Having previously presented my views on Wat’s Dyke at Erddig, Wrexham, I recently presented an update regarding how the dyke appears to the north of the house and regarding the recent CPAT dig south of Erddig Hall.

I want to present a brief additional comment here. For I realise that I haven’t previously posted photographs of where the Anglo-Norman (late 11th/early 12th-century) motte-and-bailey castle’s outside bank-and-ditch truncates the line of the 9th-century Wat’s Dyke. Here is a rare point where the later monument cutting through it allows the profile of Wat’s Dyke to be seen in profile (see top photo). By contrast, as with almost everywhere else, trying to photograph Wat’s Dyke in woodland makes it very difficult to gain a sense of its profile. I previously had pointed out how the line of a modern fence just north of Erddig Hall helps to emphasise the bank and ditch. Still, I feel this additional photograph really brings out the denuded but still-surviving remains of this 38-mile-long linear earthwork built by the Mercians against their Welsh enemies to control movement of people, animals and materials through this frontier landscape.

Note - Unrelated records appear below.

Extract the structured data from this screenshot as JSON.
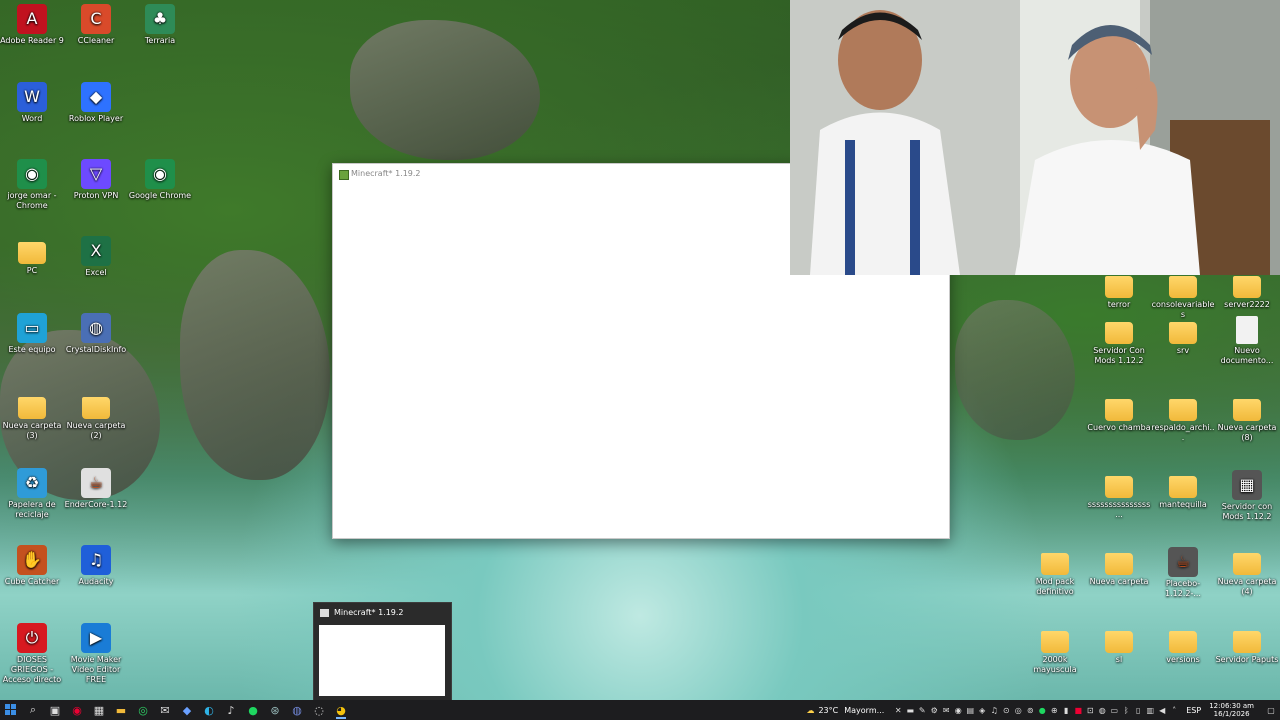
{
  "desktop_icons_left": [
    {
      "label": "Adobe Reader 9",
      "icon": "pdf-icon",
      "color": "#c1121f"
    },
    {
      "label": "CCleaner",
      "icon": "ccleaner-icon",
      "color": "#d94a2a"
    },
    {
      "label": "Terraria",
      "icon": "tree-icon",
      "color": "#2e8b57"
    },
    {
      "label": "Word",
      "icon": "word-icon",
      "color": "#2b5fd9"
    },
    {
      "label": "Roblox Player",
      "icon": "roblox-icon",
      "color": "#2e72ff"
    },
    {
      "label": "jorge omar - Chrome",
      "icon": "chrome-icon",
      "color": "#1f8f4a"
    },
    {
      "label": "Proton VPN",
      "icon": "vpn-icon",
      "color": "#6d4aff"
    },
    {
      "label": "Google Chrome",
      "icon": "chrome-icon",
      "color": "#1f8f4a"
    },
    {
      "label": "PC",
      "icon": "folder-icon",
      "color": "#f1b93a"
    },
    {
      "label": "Excel",
      "icon": "excel-icon",
      "color": "#1e7145"
    },
    {
      "label": "Este equipo",
      "icon": "monitor-icon",
      "color": "#1fa2d6"
    },
    {
      "label": "CrystalDiskInfo",
      "icon": "disk-icon",
      "color": "#4a6fb5"
    },
    {
      "label": "Nueva carpeta (3)",
      "icon": "folder-icon",
      "color": "#f1b93a"
    },
    {
      "label": "Nueva carpeta (2)",
      "icon": "folder-icon",
      "color": "#f1b93a"
    },
    {
      "label": "Papelera de reciclaje",
      "icon": "recycle-bin-icon",
      "color": "#2f9bd8"
    },
    {
      "label": "EnderCore-1.12",
      "icon": "java-icon",
      "color": "#e0e0e0"
    },
    {
      "label": "Cube Catcher",
      "icon": "glove-icon",
      "color": "#c4511f"
    },
    {
      "label": "Audacity",
      "icon": "headphones-icon",
      "color": "#1f5fd9"
    },
    {
      "label": "DIOSES GRIEGOS - Acceso directo",
      "icon": "power-icon",
      "color": "#d71920"
    },
    {
      "label": "Movie Maker Video Editor FREE",
      "icon": "movie-icon",
      "color": "#1a7cd6"
    }
  ],
  "desktop_icons_right": [
    {
      "label": "terror",
      "icon": "folder-icon"
    },
    {
      "label": "consolevariables",
      "icon": "folder-icon"
    },
    {
      "label": "server2222",
      "icon": "folder-icon"
    },
    {
      "label": "Servidor Con Mods 1.12.2",
      "icon": "folder-icon"
    },
    {
      "label": "srv",
      "icon": "folder-icon"
    },
    {
      "label": "Nuevo documento...",
      "icon": "document-icon"
    },
    {
      "label": "Cuervo chamba",
      "icon": "folder-icon"
    },
    {
      "label": "respaldo_archi...",
      "icon": "folder-icon"
    },
    {
      "label": "Nueva carpeta (8)",
      "icon": "folder-icon"
    },
    {
      "label": "sssssssssssssss...",
      "icon": "folder-icon"
    },
    {
      "label": "mantequilla",
      "icon": "folder-icon"
    },
    {
      "label": "Servidor con Mods 1.12.2",
      "icon": "winrar-icon"
    },
    {
      "label": "Mod pack definitivo",
      "icon": "folder-icon"
    },
    {
      "label": "Nueva carpeta",
      "icon": "folder-icon"
    },
    {
      "label": "Placebo-1.12.2-...",
      "icon": "java-icon"
    },
    {
      "label": "Nueva carpeta (4)",
      "icon": "folder-icon"
    },
    {
      "label": "2000k mayuscula",
      "icon": "folder-icon"
    },
    {
      "label": "sl",
      "icon": "folder-icon"
    },
    {
      "label": "versions",
      "icon": "folder-icon"
    },
    {
      "label": "Servidor Paputs",
      "icon": "folder-icon"
    }
  ],
  "minecraft_window": {
    "title": "Minecraft* 1.19.2"
  },
  "taskbar_preview": {
    "title": "Minecraft* 1.19.2"
  },
  "taskbar": {
    "weather_temp": "23°C",
    "weather_text": "Mayorm...",
    "language": "ESP",
    "time": "12:06:30 am",
    "date": "16/1/2026"
  }
}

There remains, however, the question of whether the comparable notch outside the bailey of the castle is also a trace of Wat’s Dyke. Fox thought not. Still, in the photo below, you can see how its route parallels the line of the dyke and it remains a possibility that a relict of the dyke continued on this line.

Looking south – the ditch of the castle bailey runs left to right while Wat’s Dyke runs along the ridge-top behind. But is this smaller earthwork in the foreground somehow a trace of the former line of Wat’s Dyke too?

Incidentally, here is a photo of the motte of the castle, as previously discussed here. It is well-worth a visit and is a fabulous example of a promontory location of an Anglo-Norman castle in a woodland situation.